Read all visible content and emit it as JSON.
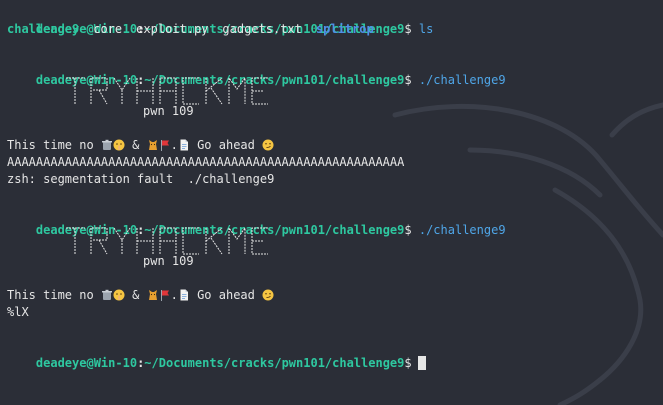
{
  "prompt": {
    "user_host": "deadeye@Win-10",
    "colon": ":",
    "path": "~/Documents/cracks/pwn101/challenge9",
    "sign": "$"
  },
  "commands": {
    "ls": "ls",
    "run1": "./challenge9",
    "run2": "./challenge9"
  },
  "ls_output": {
    "dir": "challenge9",
    "core": "core",
    "exploit": "exploit.py",
    "gadgets": "gadgets.txt",
    "splitrop": "splitrop"
  },
  "banner": {
    "logo_text": "TRYHACKME",
    "subtitle": "pwn 109"
  },
  "run1": {
    "msg_start": "This time no ",
    "msg_amp": " & ",
    "msg_dot": ".",
    "msg_end": " Go ahead ",
    "input": "AAAAAAAAAAAAAAAAAAAAAAAAAAAAAAAAAAAAAAAAAAAAAAAAAAAAAAA",
    "segfault": "zsh: segmentation fault  ./challenge9"
  },
  "run2": {
    "msg_start": "This time no ",
    "msg_amp": " & ",
    "msg_dot": ".",
    "msg_end": " Go ahead ",
    "input": "%lX"
  },
  "icons": {
    "trash": "trash-icon",
    "shush": "shushing-face-icon",
    "cat": "cat-icon",
    "flag": "red-flag-icon",
    "doc": "document-icon",
    "smirk": "smirking-face-icon"
  },
  "colors": {
    "background": "#2b2e37",
    "prompt": "#2ec8a0",
    "command": "#4fa6e8",
    "text": "#e6e6e6"
  }
}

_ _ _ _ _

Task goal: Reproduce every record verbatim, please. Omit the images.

Task output:
Read all visible content and emit it as JSON.
{
  "prompt": {
    "user_host": "deadeye@Win-10",
    "colon": ":",
    "path": "~/Documents/cracks/pwn101/challenge9",
    "sign": "$"
  },
  "commands": {
    "ls": "ls",
    "run1": "./challenge9",
    "run2": "./challenge9"
  },
  "ls_output": {
    "dir": "challenge9",
    "core": "core",
    "exploit": "exploit.py",
    "gadgets": "gadgets.txt",
    "splitrop": "splitrop"
  },
  "banner": {
    "logo_text": "TRYHACKME",
    "subtitle": "pwn 109"
  },
  "run1": {
    "msg_start": "This time no ",
    "msg_amp": " & ",
    "msg_dot": ".",
    "msg_end": " Go ahead ",
    "input": "AAAAAAAAAAAAAAAAAAAAAAAAAAAAAAAAAAAAAAAAAAAAAAAAAAAAAAA",
    "segfault": "zsh: segmentation fault  ./challenge9"
  },
  "run2": {
    "msg_start": "This time no ",
    "msg_amp": " & ",
    "msg_dot": ".",
    "msg_end": " Go ahead ",
    "input": "%lX"
  },
  "icons": {
    "trash": "trash-icon",
    "shush": "shushing-face-icon",
    "cat": "cat-icon",
    "flag": "red-flag-icon",
    "doc": "document-icon",
    "smirk": "smirking-face-icon"
  },
  "colors": {
    "background": "#2b2e37",
    "prompt": "#2ec8a0",
    "command": "#4fa6e8",
    "text": "#e6e6e6"
  }
}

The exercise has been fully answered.